“We are delighted – this has been a long time coming – 4 years in the making, and actually it feels like bringing wild ponies back to these lands is connecting with our ancient ancestors, and with natural landscapes from centuries ago,” said Jack Skuse, rewilder and Ambios director.
“The addition of ponies will have a major impact on the structural diversity of the vegetation – grazing the tall grasses and woody hedgerows plants – which in turn encourages greater biodiversity. This will offer vital, missing habitat for wildlife.
For example, horses wallow in dry, sandy patches, which support insects who need these small sandy patches for breeding. Their addition will, we hope, support nature recovery at Sharpham, and bring missing wildlife back”
Sharpham Trust Director Julian Carnell said that rewilding The Sharpham Estate illustrated the charity’s ethos perfectly – whilst highlighting the need to support nature wherever possible.
“We want to make a more mindful and sustainable world and we’re doing our bit at Sharpham,” he said. “The project is called Wild for People because we recognise that rewilding has to involve people and connect them back to the land.
“When people are connected to nature, they’re much less likely to want to harm it so if we can do that at the same time as supporting biodiversity, then that’s a real win-win”.
Around 1500 people a year come from all over the UK to stay on mindfulness retreats at The Sharpham Trust.

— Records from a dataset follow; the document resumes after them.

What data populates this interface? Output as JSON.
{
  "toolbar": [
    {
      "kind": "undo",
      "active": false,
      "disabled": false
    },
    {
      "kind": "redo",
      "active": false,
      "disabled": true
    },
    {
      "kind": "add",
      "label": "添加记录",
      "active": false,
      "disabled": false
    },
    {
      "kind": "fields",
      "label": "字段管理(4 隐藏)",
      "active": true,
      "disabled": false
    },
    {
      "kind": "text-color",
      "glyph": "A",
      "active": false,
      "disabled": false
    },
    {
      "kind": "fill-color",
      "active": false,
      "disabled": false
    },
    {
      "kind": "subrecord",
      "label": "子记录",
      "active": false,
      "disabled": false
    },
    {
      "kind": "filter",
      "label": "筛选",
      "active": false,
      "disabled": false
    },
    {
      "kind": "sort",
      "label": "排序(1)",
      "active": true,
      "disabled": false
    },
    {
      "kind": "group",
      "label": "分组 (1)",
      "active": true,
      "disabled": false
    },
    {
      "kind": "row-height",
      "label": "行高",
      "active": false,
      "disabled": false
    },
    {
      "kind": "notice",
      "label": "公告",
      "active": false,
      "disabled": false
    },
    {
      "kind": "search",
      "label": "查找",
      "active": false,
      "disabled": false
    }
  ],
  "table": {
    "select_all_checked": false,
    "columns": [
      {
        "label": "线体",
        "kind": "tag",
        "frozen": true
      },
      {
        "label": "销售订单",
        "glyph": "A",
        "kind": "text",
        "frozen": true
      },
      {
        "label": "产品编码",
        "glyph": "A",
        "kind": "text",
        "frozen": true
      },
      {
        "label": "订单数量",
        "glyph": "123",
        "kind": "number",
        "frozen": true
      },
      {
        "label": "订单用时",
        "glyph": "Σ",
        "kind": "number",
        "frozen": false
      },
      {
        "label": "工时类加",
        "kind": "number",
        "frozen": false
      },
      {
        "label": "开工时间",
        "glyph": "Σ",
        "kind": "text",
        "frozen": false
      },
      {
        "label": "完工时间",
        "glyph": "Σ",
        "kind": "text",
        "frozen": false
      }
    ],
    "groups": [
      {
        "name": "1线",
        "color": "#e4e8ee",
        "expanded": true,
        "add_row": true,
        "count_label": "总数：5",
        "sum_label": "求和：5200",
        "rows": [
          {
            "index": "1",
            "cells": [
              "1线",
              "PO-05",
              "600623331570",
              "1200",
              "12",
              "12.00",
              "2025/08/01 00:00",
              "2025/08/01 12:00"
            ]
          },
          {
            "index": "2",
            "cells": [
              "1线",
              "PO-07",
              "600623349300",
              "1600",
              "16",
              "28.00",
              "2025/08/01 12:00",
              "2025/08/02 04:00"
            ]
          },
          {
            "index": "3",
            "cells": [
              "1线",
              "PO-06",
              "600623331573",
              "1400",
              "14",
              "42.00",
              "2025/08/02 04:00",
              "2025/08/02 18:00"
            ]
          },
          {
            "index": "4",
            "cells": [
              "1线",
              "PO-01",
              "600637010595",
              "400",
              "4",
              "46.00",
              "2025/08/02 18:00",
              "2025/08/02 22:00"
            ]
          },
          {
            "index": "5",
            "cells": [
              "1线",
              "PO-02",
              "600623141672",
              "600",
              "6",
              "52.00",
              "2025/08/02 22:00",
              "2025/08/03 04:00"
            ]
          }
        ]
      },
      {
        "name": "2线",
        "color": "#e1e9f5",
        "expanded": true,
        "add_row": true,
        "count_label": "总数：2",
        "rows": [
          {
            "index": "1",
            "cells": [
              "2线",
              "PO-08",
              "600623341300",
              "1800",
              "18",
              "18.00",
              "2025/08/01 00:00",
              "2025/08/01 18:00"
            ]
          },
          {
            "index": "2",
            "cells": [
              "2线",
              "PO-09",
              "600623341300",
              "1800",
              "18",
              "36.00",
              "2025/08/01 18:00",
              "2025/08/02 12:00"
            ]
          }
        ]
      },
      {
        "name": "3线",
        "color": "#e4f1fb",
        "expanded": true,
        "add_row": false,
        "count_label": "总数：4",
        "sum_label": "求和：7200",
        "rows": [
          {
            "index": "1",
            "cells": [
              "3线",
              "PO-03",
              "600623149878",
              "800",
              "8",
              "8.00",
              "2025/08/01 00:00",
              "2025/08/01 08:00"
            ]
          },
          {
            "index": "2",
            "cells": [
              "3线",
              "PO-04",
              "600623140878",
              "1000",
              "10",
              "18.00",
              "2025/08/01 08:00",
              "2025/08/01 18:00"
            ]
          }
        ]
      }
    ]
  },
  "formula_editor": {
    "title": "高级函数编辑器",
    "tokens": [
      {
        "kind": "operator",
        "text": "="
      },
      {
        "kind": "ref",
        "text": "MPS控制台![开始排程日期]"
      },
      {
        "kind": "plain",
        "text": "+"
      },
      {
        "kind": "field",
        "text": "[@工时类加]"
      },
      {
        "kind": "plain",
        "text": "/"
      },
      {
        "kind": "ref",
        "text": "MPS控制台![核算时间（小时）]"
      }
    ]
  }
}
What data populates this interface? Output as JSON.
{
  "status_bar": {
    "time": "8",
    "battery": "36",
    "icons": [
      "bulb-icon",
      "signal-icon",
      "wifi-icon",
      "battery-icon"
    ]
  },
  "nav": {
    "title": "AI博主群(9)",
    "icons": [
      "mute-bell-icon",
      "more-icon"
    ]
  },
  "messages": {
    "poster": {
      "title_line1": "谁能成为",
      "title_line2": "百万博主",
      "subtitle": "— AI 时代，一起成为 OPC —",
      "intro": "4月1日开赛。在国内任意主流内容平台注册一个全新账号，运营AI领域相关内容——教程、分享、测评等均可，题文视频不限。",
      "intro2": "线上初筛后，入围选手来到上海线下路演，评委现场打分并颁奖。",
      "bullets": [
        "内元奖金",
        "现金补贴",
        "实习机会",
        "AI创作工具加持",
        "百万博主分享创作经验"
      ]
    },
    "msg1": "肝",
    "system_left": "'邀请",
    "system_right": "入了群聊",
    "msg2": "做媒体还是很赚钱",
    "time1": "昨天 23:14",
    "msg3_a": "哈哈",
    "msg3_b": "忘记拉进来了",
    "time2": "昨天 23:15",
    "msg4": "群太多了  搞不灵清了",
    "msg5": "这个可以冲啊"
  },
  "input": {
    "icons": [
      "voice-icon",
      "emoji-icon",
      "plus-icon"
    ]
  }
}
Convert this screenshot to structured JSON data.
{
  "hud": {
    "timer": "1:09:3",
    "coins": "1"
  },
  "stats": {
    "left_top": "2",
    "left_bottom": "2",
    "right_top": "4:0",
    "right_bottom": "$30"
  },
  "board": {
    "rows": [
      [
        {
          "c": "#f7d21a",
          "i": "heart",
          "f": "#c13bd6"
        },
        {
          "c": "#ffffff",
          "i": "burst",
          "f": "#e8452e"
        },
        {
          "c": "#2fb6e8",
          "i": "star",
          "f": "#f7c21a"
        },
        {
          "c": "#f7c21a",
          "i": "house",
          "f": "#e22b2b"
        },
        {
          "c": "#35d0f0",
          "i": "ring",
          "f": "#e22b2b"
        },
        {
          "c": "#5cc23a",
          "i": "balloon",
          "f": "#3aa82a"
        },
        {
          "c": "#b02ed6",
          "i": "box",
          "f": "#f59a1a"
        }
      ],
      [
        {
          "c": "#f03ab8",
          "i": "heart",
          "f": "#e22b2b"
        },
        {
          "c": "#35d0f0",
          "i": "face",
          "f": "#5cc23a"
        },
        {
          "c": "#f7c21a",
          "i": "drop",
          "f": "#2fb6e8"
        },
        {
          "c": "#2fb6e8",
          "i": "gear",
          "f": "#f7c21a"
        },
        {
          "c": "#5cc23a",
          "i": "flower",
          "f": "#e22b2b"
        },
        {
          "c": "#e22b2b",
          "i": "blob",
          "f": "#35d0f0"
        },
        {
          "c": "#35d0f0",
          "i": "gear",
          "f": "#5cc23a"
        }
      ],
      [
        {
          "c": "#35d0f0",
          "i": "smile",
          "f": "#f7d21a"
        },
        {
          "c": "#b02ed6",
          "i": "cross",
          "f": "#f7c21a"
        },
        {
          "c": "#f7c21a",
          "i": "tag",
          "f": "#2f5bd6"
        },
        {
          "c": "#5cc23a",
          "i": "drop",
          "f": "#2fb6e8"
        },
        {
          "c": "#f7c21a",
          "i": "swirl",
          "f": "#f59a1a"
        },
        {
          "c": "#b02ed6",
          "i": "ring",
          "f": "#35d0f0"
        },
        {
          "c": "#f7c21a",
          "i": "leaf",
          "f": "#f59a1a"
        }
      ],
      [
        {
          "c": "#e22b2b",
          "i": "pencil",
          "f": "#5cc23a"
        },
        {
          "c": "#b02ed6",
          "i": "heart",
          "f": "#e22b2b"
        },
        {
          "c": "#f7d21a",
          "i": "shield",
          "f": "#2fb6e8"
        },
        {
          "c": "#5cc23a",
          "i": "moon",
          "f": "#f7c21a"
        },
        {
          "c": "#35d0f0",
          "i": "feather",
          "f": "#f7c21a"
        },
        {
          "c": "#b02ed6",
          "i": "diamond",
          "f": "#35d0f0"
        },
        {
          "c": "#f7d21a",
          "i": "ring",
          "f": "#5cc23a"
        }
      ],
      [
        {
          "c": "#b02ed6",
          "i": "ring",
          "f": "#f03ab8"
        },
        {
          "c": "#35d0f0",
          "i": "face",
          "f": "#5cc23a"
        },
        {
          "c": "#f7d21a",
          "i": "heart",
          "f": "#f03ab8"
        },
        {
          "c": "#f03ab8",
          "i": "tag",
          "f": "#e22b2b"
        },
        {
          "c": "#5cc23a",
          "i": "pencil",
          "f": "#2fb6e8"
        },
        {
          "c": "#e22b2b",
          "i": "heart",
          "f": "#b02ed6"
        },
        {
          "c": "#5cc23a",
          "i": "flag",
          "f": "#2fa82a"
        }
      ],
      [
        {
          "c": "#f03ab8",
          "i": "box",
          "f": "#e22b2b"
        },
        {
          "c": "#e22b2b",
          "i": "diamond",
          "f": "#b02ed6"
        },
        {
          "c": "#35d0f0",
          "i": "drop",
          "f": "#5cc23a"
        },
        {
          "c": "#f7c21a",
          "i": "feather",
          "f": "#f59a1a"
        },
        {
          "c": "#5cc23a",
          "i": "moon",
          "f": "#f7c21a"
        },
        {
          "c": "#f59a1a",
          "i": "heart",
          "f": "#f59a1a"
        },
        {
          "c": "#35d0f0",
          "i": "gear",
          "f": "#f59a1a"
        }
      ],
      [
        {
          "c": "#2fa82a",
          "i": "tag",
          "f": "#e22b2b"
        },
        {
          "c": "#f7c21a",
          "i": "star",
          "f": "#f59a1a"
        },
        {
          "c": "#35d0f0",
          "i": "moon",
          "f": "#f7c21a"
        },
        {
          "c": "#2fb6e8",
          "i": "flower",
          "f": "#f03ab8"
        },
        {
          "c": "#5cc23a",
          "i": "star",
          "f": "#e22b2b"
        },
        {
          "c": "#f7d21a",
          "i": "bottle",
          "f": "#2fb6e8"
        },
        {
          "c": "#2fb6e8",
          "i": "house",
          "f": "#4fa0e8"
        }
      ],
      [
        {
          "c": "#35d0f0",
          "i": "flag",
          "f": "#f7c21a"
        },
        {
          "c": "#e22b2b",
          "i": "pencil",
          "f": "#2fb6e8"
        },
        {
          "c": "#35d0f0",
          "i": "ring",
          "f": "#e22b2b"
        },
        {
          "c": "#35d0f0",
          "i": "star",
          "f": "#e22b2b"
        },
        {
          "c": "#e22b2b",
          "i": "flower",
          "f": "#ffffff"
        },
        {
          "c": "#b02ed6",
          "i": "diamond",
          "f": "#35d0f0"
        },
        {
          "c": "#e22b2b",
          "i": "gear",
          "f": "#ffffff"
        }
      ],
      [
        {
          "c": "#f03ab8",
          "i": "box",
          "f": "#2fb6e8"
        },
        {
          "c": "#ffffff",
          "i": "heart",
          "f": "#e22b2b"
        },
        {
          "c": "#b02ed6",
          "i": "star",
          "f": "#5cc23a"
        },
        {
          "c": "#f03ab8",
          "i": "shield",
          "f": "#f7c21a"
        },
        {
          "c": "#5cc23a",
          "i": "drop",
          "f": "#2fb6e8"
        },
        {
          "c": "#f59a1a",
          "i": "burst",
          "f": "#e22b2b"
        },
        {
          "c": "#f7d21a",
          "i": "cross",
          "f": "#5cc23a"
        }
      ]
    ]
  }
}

Each retreat incorporates nature-connection techniques and retreat-participants can access the rewilding land to witness the flora and fauna there.